Working Paper Review Version 3 This version is not peer-reviewed

The State of Experimental Research on Community Interventions to Reduce Greenhouse Gas Emissions - A Systematic Review

Version 1 : Received: 20 June 2020 / Approved: 21 June 2020 / Online: 21 June 2020 (09:46:01 CEST)
Version 2 : Received: 17 August 2020 / Approved: 20 August 2020 / Online: 20 August 2020 (09:10:52 CEST)
Version 3 : Received: 2 September 2020 / Approved: 3 September 2020 / Online: 3 September 2020 (02:54:04 CEST)

How to cite: Biglan, A.; Bonner, A.C.; Johansson, M.; Ghai, J.L.; Van Ryzin, M.J.; Dubuc, T.L.; Seniuk, H.A.; Fiebig, J.H.; Coyne, L.W. The State of Experimental Research on Community Interventions to Reduce Greenhouse Gas Emissions - A Systematic Review. Preprints 2020, 2020060244 Biglan, A.; Bonner, A.C.; Johansson, M.; Ghai, J.L.; Van Ryzin, M.J.; Dubuc, T.L.; Seniuk, H.A.; Fiebig, J.H.; Coyne, L.W. The State of Experimental Research on Community Interventions to Reduce Greenhouse Gas Emissions - A Systematic Review. Preprints 2020, 2020060244

Abstract

This paper reviews research on community efforts to reduce greenhouse gas emissions. We conducted a systematic search of relevant literature and supplemented our findings with an analysis of review papers previously published on the topic. Results indicate that there have been no peer-reviewed experimental evaluations of community-wide interventions to reduce greenhouse gases involving electricity, refrigeration, or food. The lack of findings limits the conclusions which can be made about the efficacy of these efforts. As a result, we are not accumulating effective interventions and some communities may be implementing strategies that are not effective. We advocate the funding of experimental evaluations of multi-sector community interventions to reduce greenhouse gas emissions. Such interventions would attempt to engage every sector of the community in identifying and implementing policies and practices to reduce emissions. Comprehensive multi-sector interventions are likely to have synergistic effects, such that the total impact is greater than the sum of impact of individual components. We describe the value of interrupted time-series designs as an alternative to randomized trials because these designs confer particular advantages for evaluating strategies in entire communities.
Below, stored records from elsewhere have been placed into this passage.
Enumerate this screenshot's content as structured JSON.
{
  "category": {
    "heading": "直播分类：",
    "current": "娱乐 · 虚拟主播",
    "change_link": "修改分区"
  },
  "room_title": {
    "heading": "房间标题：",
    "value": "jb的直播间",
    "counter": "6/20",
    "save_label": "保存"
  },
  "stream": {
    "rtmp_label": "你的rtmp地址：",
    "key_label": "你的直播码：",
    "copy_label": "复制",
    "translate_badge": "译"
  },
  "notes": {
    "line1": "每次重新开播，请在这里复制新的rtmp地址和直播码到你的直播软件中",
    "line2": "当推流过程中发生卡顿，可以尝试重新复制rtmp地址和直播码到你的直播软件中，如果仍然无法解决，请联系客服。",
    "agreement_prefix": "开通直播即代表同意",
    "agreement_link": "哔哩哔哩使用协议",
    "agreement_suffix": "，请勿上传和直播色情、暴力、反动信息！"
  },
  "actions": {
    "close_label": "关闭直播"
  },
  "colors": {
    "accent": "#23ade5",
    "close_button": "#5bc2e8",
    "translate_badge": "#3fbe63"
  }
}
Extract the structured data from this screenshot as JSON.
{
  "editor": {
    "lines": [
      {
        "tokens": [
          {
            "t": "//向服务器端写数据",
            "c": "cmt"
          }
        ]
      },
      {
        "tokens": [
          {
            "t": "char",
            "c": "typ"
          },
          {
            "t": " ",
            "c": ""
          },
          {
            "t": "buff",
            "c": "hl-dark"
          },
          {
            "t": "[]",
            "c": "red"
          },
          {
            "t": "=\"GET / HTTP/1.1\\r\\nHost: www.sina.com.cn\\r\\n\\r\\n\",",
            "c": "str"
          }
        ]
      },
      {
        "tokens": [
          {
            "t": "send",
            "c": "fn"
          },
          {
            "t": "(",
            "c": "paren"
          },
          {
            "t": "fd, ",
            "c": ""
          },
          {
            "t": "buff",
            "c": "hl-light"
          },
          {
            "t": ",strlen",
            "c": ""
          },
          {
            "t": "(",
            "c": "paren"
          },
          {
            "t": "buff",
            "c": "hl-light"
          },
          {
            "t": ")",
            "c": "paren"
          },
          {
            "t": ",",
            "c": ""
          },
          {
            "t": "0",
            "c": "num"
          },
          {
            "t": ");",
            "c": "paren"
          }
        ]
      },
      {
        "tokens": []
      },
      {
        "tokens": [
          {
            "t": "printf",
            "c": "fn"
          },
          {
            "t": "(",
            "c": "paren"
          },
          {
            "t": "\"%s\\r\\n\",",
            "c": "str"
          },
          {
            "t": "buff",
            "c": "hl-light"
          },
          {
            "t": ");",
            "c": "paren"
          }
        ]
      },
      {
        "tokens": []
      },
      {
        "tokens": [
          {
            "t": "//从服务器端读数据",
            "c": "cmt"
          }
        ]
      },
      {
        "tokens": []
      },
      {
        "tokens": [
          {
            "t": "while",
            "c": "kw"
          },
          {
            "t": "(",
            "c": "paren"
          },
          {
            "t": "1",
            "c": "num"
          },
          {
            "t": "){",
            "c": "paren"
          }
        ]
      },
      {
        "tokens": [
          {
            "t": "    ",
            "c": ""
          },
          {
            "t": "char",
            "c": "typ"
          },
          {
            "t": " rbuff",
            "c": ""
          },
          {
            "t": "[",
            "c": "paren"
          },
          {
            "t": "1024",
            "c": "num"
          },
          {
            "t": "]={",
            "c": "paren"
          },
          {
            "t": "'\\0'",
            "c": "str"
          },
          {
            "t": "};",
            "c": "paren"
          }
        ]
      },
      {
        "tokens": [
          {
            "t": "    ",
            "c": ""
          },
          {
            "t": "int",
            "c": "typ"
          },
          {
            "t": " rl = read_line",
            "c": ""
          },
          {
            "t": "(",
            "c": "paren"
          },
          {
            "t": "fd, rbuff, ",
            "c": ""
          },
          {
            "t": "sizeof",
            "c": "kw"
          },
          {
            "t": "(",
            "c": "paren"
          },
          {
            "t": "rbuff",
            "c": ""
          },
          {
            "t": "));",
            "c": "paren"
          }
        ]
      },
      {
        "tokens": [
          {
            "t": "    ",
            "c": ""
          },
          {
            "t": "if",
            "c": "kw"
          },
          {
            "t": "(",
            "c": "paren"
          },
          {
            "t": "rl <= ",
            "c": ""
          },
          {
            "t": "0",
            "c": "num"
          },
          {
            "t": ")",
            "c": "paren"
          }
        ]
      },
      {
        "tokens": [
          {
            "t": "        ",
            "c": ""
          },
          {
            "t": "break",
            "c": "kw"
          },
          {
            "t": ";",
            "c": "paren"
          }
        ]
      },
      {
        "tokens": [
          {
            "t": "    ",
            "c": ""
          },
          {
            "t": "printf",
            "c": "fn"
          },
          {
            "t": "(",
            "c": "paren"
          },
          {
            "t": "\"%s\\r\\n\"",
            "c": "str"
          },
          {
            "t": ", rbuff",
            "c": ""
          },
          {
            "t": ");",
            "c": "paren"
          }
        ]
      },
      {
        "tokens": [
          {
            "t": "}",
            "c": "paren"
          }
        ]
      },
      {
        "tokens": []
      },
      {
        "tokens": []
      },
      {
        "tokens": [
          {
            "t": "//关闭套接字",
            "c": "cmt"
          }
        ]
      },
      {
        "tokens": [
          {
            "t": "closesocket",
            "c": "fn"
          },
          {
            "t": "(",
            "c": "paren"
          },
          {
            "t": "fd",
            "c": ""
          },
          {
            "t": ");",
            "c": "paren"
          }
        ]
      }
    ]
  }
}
Subject Areas

systematic review; community intervention; greenhouse gas emissions; climate change

Comments (1)

Comment 1
Received: 3 September 2020
Commenter: Magnus Johansson
Commenter's Conflict of Interests: Author
Comment: Minor revisions based on feedback from editor and one reviewer.
+ Respond to this comment

We encourage comments and feedback from a broad range of readers. See criteria for comments and our diversity statement.

Leave a public comment
Send a private comment to the author(s)
Views 0
Downloads 0
Comments 1
Metrics 0


×
Alerts
Notify me about updates to this article or when a peer-reviewed version is published.
We use cookies on our website to ensure you get the best experience.
Read more about our cookies here.